BRIEF: Your response should consist of the lines below, printed exactly.

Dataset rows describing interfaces
= Beginning of Section =

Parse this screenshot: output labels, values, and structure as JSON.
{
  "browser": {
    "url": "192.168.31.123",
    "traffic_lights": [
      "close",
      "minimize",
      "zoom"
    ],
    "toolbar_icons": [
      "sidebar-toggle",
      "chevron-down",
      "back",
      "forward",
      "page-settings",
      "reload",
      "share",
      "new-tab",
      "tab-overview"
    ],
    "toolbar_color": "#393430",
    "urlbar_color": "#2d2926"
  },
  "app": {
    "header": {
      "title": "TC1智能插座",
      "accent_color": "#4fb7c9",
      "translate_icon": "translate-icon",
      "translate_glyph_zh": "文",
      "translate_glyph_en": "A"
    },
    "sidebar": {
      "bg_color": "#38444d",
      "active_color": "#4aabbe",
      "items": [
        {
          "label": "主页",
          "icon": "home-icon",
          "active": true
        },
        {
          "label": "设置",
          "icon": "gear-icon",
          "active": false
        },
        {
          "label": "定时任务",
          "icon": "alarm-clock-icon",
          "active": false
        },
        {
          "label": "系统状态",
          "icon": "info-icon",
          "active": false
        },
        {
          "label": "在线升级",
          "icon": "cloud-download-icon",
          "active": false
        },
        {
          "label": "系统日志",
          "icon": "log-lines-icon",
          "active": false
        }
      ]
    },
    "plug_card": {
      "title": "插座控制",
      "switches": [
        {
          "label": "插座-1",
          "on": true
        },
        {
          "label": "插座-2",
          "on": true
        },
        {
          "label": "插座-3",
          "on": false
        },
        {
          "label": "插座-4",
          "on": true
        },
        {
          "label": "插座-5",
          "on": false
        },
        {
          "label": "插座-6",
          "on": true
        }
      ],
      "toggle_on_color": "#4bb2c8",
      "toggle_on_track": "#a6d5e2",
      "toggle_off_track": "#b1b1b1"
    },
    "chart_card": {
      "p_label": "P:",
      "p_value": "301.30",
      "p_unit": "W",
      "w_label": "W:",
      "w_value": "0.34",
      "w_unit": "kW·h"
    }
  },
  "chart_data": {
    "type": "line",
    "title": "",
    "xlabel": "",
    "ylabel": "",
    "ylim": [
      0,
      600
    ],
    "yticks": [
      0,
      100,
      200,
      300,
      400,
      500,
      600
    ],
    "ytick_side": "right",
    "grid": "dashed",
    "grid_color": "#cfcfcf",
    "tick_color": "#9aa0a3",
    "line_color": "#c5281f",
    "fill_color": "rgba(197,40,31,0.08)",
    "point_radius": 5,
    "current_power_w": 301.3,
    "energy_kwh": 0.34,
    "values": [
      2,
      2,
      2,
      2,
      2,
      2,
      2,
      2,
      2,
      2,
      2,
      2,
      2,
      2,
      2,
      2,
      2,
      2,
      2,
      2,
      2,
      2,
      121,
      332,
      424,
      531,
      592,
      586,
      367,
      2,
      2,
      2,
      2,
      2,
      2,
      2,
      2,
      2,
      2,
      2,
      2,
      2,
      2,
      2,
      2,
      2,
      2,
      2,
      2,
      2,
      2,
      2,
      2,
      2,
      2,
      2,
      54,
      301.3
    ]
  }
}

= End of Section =

SOLUTION TO THIS TASK:
Parse this screenshot: output labels, values, and structure as JSON.
{
  "browser": {
    "url": "192.168.31.123",
    "traffic_lights": [
      "close",
      "minimize",
      "zoom"
    ],
    "toolbar_icons": [
      "sidebar-toggle",
      "chevron-down",
      "back",
      "forward",
      "page-settings",
      "reload",
      "share",
      "new-tab",
      "tab-overview"
    ],
    "toolbar_color": "#393430",
    "urlbar_color": "#2d2926"
  },
  "app": {
    "header": {
      "title": "TC1智能插座",
      "accent_color": "#4fb7c9",
      "translate_icon": "translate-icon",
      "translate_glyph_zh": "文",
      "translate_glyph_en": "A"
    },
    "sidebar": {
      "bg_color": "#38444d",
      "active_color": "#4aabbe",
      "items": [
        {
          "label": "主页",
          "icon": "home-icon",
          "active": true
        },
        {
          "label": "设置",
          "icon": "gear-icon",
          "active": false
        },
        {
          "label": "定时任务",
          "icon": "alarm-clock-icon",
          "active": false
        },
        {
          "label": "系统状态",
          "icon": "info-icon",
          "active": false
        },
        {
          "label": "在线升级",
          "icon": "cloud-download-icon",
          "active": false
        },
        {
          "label": "系统日志",
          "icon": "log-lines-icon",
          "active": false
        }
      ]
    },
    "plug_card": {
      "title": "插座控制",
      "switches": [
        {
          "label": "插座-1",
          "on": true
        },
        {
          "label": "插座-2",
          "on": true
        },
        {
          "label": "插座-3",
          "on": false
        },
        {
          "label": "插座-4",
          "on": true
        },
        {
          "label": "插座-5",
          "on": false
        },
        {
          "label": "插座-6",
          "on": true
        }
      ],
      "toggle_on_color": "#4bb2c8",
      "toggle_on_track": "#a6d5e2",
      "toggle_off_track": "#b1b1b1"
    },
    "chart_card": {
      "p_label": "P:",
      "p_value": "301.30",
      "p_unit": "W",
      "w_label": "W:",
      "w_value": "0.34",
      "w_unit": "kW·h"
    }
  },
  "chart_data": {
    "type": "line",
    "title": "",
    "xlabel": "",
    "ylabel": "",
    "ylim": [
      0,
      600
    ],
    "yticks": [
      0,
      100,
      200,
      300,
      400,
      500,
      600
    ],
    "ytick_side": "right",
    "grid": "dashed",
    "grid_color": "#cfcfcf",
    "tick_color": "#9aa0a3",
    "line_color": "#c5281f",
    "fill_color": "rgba(197,40,31,0.08)",
    "point_radius": 5,
    "current_power_w": 301.3,
    "energy_kwh": 0.34,
    "values": [
      2,
      2,
      2,
      2,
      2,
      2,
      2,
      2,
      2,
      2,
      2,
      2,
      2,
      2,
      2,
      2,
      2,
      2,
      2,
      2,
      2,
      2,
      121,
      332,
      424,
      531,
      592,
      586,
      367,
      2,
      2,
      2,
      2,
      2,
      2,
      2,
      2,
      2,
      2,
      2,
      2,
      2,
      2,
      2,
      2,
      2,
      2,
      2,
      2,
      2,
      2,
      2,
      2,
      2,
      2,
      2,
      54,
      301.3
    ]
  }
}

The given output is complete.